No one loves to go to a wedding alone, but knowing how and when you can bring a guest can get a little tricky. If you're thinking of bringing that special someone (or even just a good friend), it's important to understand a few things about wedding plus one etiquette.
Couples don't always have room in the wedding budget for everyone to bring a guest, so they sometimes have to make some hard choices. If you're not sure whether you can bring a plus one, look to the invitation. If it's still unclear, there are a few ways you can ask the couple without making it awkward. Avoid a major wedding faux pas with a few simple tips.
What Is a Plus One at a Wedding?
If you haven't heard the term "plus one" before, no worries. It's mostly a wedding thing, and the concept is pretty simple. A plus one is the person an invited guest can bring with them to the event - basically a guest of a guest. It just means the couple planning the wedding is expecting up to two people to come, even though they are only inviting one person by name.
Often, a plus one is a romantic partner or date, but your plus one could also be a good friend. Sometimes, an older guest might have a friend or family member come along to the wedding to help out if they have mobility issues.
Plus One Etiquette: What You Need to Know
Bringing a guest to a wedding can get a little tricky in a few ways, including the seating chart, menu planning, and budget. Avoid any awkwardness with these tips.
You Don't Always Get a Wedding Plus One
Just because you're invited to a wedding doesn't mean you get to bring a guest with you. You can find out by looking at your invitation. If it says "and guest" or "plus one," you can bring someone along. If it only has your name, you shouldn't bring a guest unless you work it out with the couple.
Ask for a Plus One if You Are Living Together
If your invitation doesn't indicate you can bring a guest, you shouldn't plan to bring one. However, it's okay to ask for a plus one if you're living with someone and they weren't invited. This is especially true if the couple didn't know you were living together when they sent out invitations.
Only Ask for a Plus One if You Know the Couple Well
It's only appropriate to ask to bring a guest if you have a close relationship with the couple getting married. If you're not close to them, it simply doesn't make sense to bring this up. It's a potentially awkward situation, so you need a close relationship to make it work.
Ask Graciously if You Want to Bring a Guest
If you're going to ask the couple, do it graciously. Let them know you understand their perspective - that the wedding may have budget and space limitations making it difficult to include extra people. Tell them it's okay if they can't allow plus ones, but that you just wanted to check. Be prepared for them to say no and make sure you prioritize your relationship with them.
It's not always easy to figure out how to ask about bringing a plus one, but you can use this as an example: "It's totally okay if you say no, but I just wanted to check if there's room for me to bring a plus one to your wedding."

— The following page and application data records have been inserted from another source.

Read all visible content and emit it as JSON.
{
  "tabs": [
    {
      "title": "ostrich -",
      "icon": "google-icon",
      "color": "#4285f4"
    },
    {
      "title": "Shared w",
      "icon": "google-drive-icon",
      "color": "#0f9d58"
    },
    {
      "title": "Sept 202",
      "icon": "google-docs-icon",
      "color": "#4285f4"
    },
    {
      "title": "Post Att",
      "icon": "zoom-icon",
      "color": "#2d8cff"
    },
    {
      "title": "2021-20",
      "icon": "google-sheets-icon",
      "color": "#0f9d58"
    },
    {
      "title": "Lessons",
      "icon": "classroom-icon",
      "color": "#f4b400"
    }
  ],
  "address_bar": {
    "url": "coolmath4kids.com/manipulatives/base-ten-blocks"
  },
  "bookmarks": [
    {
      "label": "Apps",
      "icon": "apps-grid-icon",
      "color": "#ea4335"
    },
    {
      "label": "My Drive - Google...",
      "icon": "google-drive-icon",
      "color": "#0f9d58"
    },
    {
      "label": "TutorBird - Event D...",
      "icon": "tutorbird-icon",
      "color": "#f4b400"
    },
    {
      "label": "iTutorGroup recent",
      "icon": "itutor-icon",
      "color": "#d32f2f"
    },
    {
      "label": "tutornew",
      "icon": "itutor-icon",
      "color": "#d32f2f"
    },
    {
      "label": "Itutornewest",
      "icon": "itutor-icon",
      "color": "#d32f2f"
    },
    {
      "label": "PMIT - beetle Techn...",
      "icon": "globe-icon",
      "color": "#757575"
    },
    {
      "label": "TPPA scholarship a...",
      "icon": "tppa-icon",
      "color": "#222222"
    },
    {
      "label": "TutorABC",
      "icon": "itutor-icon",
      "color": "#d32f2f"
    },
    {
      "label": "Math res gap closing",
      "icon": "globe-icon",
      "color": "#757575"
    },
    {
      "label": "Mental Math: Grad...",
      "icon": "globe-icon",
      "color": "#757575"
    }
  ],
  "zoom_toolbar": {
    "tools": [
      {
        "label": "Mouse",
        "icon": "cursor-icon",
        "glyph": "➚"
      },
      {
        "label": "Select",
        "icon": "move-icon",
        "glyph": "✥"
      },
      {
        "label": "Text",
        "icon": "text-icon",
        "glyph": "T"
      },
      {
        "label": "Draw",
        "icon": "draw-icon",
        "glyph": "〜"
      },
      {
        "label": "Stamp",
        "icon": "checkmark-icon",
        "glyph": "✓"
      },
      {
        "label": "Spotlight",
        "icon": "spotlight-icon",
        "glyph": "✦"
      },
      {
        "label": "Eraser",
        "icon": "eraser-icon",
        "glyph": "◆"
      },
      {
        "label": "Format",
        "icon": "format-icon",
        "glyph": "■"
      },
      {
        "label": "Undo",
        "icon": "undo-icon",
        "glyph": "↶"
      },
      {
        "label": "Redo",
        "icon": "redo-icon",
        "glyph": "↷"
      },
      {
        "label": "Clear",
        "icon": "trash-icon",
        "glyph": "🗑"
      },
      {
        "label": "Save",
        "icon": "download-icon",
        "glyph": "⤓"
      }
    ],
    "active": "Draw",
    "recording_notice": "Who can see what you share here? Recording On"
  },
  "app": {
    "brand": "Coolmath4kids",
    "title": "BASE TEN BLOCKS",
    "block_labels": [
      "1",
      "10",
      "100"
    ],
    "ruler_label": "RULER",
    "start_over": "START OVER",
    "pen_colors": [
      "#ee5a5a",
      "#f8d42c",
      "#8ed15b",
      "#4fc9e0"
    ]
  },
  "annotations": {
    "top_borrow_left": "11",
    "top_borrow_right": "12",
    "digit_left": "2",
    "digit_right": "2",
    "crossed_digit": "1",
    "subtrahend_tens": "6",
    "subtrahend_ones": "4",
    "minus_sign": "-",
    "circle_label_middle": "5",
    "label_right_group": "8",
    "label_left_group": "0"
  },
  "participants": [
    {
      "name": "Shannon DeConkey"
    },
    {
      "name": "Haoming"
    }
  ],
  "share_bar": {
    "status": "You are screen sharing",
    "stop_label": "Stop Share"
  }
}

Don't Substitute One Plus One for Another
If you have one name as your guest on your invitation, don't bring a different person without discussing it with the couple. They shouldn't be surprised at who attends their wedding. In most cases, they'll okay the swap, but you should drop them a quick text or phone call to check.
Send the Right Message With Your Plus One
If you do have a plus one and ask someone to come with you to the wedding, it's good to make sure your relationship is clear to the person you're bringing. Weddings are romantic events, and if you're going as friends, make sure you say that to avoid any awkwardness.
Plus One Tips for Couples
If you're the ones getting married, there are still a few etiquette tips to keep in mind with plus ones:
- Offer plus one invitations to family and members of the wedding party.
- If a couple is living together, it's good etiquette to invite them both.
- If someone doesn't know anyone else at the wedding, it's nice to include a guest so they have someone to talk to.
- Be polite but firm if you're turning down a plus one request. Simply explain that your budget or space does not allow room for guests.
- Get the name of all plus ones at the wedding so you can greet them personally on the big day.
Mention the Plus One in Your RSVP
If you're attending a wedding and will be bringing a guest, be clear about it when you return your RSVP. Include the name of the plus one so the couple can feel informed about who will be at the event. Don't forget to include any special dietary requirements for your guest too, since this can affect menu planning for the couple. As long as you keep everyone's perspective in mind, you can navigate this tricky etiquette situation without any awkwardness.